Now, with no building and a small membership, the Post is scheduled to be dissolved by June 2024. In the meantime, veterans here are carrying on old traditions and creating new ones.
Keeping up its tradition of community service, the Post is disbursing its remaining funds to public and private educational and service organizations. The Post donated $50,000 to Cape Cod Community College and another $50,000 to the nonprofit Heroes in Transition at a Marine Corps birthday dinner at Montano’s Restaurant in North Truro on Nov. 12.
Three generations of descendants of the family of Lewis A. Young, for whom the VFW Post is named, were present for the celebration.
The Post began marking the birthdays of the various services in 2014. “The Marine Corps birthday on Nov. 10 has always been treated as a holiday within the Corps,” said retired Marine Corps Capt. Andy Fingado, “and I wanted to extend that same spirit to all the service branches.” The celebrations honor their histories and recognize the military service of Outer Cape residents.
After the Pledge of Allegiance and a prayer, retired U.S. Army Lt. Col. John Dundas offered opening remarks and presented the Post’s donations. Kathy McNamara, chief executive officer of the Cape Cod Community College Educational Foundation, accepted the first one. The $50,000 donation, she told the crowd, will be used to establish an annual scholarship in the name of Provincetown veteran Manny Motta.
Motta, born in 1931, left his hometown and school in Provincetown at 17 to join the Army. He served in the field artillery of the First Cavalry Division during the Korean War. Motta was killed three weeks before his 19th birthday in a North Korean night ambush. He was the only soldier from the Outer Cape killed in that “forgotten war,” according to Dundas.
The inaugural Manny Motta scholarship will be reserved for a student veteran, McNamara said, and will be awarded in 2024. With the $50,000 earning interest, each year’s scholarship will be approximately $2,500, she said.
Nicole Spencer, executive director of Heroes in Transition, accepted a $50,000 check on behalf of her organization. Heroes in Transition was founded in 2009 by Cyndy Jones in memory of her son, Marine Capt. Eric Jones, who died in Afghanistan that year. Known as HIT, the nonprofit provides assistance to veterans, service members, and their families, in ways “not readily available from government agencies or other providers,” according to its website.
Spencer said HIT’s programs range from direct financial assistance to providing service dogs from Assistance Dog International-accredited schools. HIT even offers a three-weekend immersive equestrian experience to promote healing from trauma.
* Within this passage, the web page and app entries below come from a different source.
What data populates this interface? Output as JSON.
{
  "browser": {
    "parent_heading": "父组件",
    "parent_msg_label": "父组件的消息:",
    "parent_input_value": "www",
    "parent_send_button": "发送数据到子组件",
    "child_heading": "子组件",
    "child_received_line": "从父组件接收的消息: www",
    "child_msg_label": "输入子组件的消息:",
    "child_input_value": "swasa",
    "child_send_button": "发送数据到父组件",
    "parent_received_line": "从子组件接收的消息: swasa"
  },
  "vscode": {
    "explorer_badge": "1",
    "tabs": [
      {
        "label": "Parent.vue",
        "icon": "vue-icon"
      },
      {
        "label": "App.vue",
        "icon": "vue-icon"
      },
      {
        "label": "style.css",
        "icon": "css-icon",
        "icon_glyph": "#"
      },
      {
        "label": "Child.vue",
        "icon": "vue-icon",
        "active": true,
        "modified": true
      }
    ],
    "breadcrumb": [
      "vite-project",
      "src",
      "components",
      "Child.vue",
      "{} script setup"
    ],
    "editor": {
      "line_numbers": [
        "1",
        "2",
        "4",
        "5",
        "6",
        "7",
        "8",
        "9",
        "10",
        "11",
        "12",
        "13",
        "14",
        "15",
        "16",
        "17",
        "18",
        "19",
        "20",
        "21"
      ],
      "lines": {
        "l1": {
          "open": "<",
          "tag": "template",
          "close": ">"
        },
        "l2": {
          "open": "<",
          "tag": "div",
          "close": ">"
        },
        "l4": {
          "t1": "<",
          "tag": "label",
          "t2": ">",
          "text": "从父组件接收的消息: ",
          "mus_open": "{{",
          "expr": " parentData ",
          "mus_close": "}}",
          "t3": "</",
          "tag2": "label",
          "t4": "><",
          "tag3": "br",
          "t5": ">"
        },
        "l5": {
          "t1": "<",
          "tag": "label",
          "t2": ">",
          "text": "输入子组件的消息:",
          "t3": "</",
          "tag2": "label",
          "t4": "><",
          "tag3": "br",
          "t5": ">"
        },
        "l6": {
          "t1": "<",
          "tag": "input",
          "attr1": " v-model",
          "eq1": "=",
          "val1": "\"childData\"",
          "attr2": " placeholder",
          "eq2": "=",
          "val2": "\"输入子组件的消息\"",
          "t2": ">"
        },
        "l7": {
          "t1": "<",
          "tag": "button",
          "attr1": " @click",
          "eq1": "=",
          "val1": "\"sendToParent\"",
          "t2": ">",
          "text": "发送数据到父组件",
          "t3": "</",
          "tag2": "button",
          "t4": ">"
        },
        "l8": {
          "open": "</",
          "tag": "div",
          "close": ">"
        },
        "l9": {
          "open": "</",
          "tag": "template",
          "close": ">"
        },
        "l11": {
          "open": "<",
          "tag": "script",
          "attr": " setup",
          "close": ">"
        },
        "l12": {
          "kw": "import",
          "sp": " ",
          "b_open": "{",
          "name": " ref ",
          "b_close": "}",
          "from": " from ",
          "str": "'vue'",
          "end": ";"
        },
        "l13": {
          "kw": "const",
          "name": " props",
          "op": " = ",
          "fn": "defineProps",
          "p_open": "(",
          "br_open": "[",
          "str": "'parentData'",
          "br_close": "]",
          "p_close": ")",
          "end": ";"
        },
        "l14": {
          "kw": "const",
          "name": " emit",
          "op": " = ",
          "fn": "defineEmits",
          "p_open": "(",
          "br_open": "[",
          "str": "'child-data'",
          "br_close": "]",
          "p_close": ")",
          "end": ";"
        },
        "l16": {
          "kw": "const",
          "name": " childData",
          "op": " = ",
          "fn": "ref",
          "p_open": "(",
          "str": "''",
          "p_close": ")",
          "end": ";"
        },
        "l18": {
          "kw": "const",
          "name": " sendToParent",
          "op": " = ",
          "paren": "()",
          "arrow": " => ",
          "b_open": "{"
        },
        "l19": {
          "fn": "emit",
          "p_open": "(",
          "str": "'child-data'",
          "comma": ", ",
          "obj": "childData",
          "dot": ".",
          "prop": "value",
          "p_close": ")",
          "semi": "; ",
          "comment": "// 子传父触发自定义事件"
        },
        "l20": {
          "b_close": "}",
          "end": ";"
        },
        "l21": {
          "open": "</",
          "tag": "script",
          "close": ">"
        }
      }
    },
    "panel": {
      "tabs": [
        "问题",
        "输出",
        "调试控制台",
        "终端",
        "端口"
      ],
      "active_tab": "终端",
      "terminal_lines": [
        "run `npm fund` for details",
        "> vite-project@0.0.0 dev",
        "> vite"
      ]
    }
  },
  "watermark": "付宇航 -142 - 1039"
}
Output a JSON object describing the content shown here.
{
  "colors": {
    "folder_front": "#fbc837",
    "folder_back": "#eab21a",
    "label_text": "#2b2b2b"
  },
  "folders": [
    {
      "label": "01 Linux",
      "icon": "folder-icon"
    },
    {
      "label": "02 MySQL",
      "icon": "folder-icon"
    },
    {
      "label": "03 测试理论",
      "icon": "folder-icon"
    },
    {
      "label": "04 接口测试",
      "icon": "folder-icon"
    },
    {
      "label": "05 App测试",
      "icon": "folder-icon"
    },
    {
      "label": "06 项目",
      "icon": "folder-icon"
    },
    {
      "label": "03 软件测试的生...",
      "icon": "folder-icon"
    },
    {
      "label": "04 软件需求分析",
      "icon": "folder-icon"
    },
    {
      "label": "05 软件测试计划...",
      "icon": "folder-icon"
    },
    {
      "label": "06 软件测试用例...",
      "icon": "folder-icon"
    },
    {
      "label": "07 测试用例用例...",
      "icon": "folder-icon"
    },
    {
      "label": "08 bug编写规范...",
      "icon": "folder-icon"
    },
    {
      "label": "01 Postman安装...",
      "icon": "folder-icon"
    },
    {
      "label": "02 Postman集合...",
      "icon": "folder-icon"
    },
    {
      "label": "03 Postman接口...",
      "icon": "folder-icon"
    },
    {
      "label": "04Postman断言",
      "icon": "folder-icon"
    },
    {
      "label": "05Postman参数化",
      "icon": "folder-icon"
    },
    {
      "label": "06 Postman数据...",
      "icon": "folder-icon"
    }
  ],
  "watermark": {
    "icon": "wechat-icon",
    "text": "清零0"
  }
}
The program closest to Spencer’s heart, she said, is called Ruck4HIT. It was created in 2016, when a team of 12 runners and 4 drivers “rucked” — that is, they ran with weighted rucksacks on their backs — for 41 hours from Ground Zero in New York to Falmouth.
The event has become a popular relay race in which more than a dozen teams and over 125 participants run through each town on Cape Cod wearing rucksacks that symbolize the burdens service members and veterans carry.
VFW Post Commander Craig Butilier has served as a driver for the race, which will be in Provincetown on April 26. Volunteer opportunities for runners, night support runners, drivers, and sponsors are listed on the event’s website.
The VFW’s next service birthday party will be Dec. 3 and will celebrate the National Guard.